DRUG peddlers in the country have reportedly formed a syndicate with employees at local morgues in the illicit sale of embalming compound which in turn is used by addicts as an intoxicating substance, it can be revealed.
The substance, which comes in both liquid and powder forms, is used in preserving corpses in mortuaries by making the body an unsuitable host for bacteria and other organisms, in the process slowing down decomposition.
Embalming powder fetches up to $2 000 per kg on the illegal market and authorities are in the dark on the abuse and illicit trade of the substance.
Investigations by Sunday News revealed that employees at local funeral parlours and some hospitals were cashing in on the compound which is in high demand among drug dealers.
The drug pushers are said to prefer the pink embalming powder to the white version of the substance, both of which are exclusively manufactured by a German-based company, Hager Werken Brands Ltd.

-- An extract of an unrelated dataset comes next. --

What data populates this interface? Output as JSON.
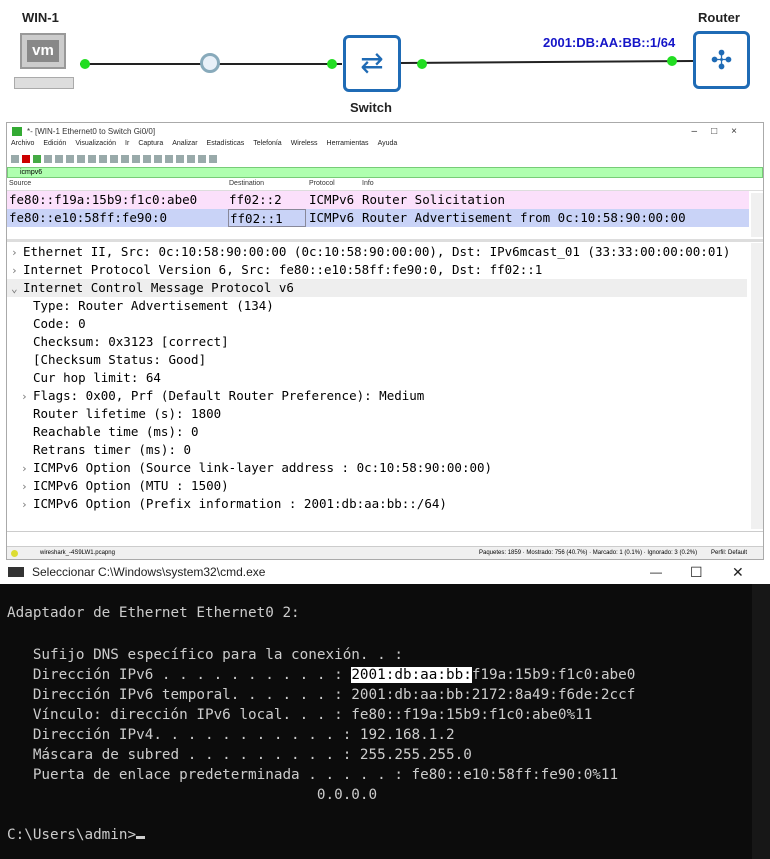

A Sunday News crew went undercover pretending to be agents of a drug dealer prospecting to purchase the substance and managed to talk to an employee at a local funeral company who agreed to supply two kilogrammes of powder for $4 000.
The employee who declined to identify himself revealed during an interview guised as deal negotiations, that in one month he could smuggle out of his workplace and sell as much as five kilogrammes of the powder to drug dealers.
The liquid version of the substance is not very common in local mortuaries.
“In one month I can get you five kilogrammes. That is as much as I can get you guys without attracting any attention from my bosses. I only deal with people who have cash, I prefer touch and go kind of deals. Just bring your cash and I will give you the goods,” he said.
Sunday News is also in possession of a WhatsApp conversation with the morgue employee confirming he could supply the powder.
Further investigations revealed that drug addicts sniff the pink powder in the same manner as cocaine, and sometimes mix it with cocaine and other powdery drugs to heighten intoxication.
The liquid form of the substance, which is not popular among local pushers, is used to lace cigarettes and marijuana which are then dried before being sold to addicts for $20 per cigarette or $40 for a twist of marijuana.
“Liquid embalming chemical is not very common because it is difficult to handle especially when transporting which is why our bosses prefer the powder form. The powder is also a little economic and slightly cheaper to import compared to the liquid. I can try to look around for the liquid for you but that might take time. What is readily available is the powder. That I can get you anytime as long as you have the cash that I want,” said the morgue employee.
Embalming chemical is a highly-flammable compound containing formaldehyde, methanol, ethanol and other solvents.
A local chemical engineer Mr Khonzaphi Dube confirmed that it was possible for embalming chemical to be abused for intoxicating purposes, pointing out chemicals such as formaldehyde, methanol, ethanol used to make the compound as highly intoxicating and dangerous substances.
“All of the three chemicals used to make the compound have intoxicating qualities. Ethanol and methanol are both alcohol while formaldehyde is sort of a modified alcohol. It can even be worse than ethanol and methanol. So yes, it is possible for the compound to be used for intoxication purposes. Of course abusing such substances would come with its own side effects. These are highly flammable substances which means the alcohol levels there are a little higher,” said Mr Dube.
Minister of Health and Child Care Dr David Parirenyatwa could not be reached to comment on whether the embalming chemical was a classified substance which needed a licence for one to possess it.
He was not answering his mobile phone for the past two weeks each time Sunday News called.
His permanent secretary Dr Gerald Gwinji’s mobile phone was not reachable.
Medicines Control Authority of Zimbabwe (MCAZ) spokesperson said the matter was beyond the authority’s jurisdiction. He said the compound contained industrial chemicals, while his organisation only governed medicines and other related substances.
He referred Sunday News to the police, who professed ignorance on the illicit trade and abuse of the substance.
National police spokesperson Senior Assistant Commissioner Charity Charamba said police were not aware that the substance was being abused by drug addicts. Asked on whether the substance was classified under the country’s laws, Snr Ass Comm Charamba said she would need to check with the police Criminal Investigation Department (CID) drug section.
“I’m not aware of that, I’m only hearing it for the first time from you. I would need to check with our drug section to confirm if the substance is classified,” she said.
Efforts to follow up with her hit a snag as she was not picking her mobile phone.
Embalming powder joins the fray of a wide array of drugs that are being abused by local addicts including cough mixture, nyaope and Stopayne tablets.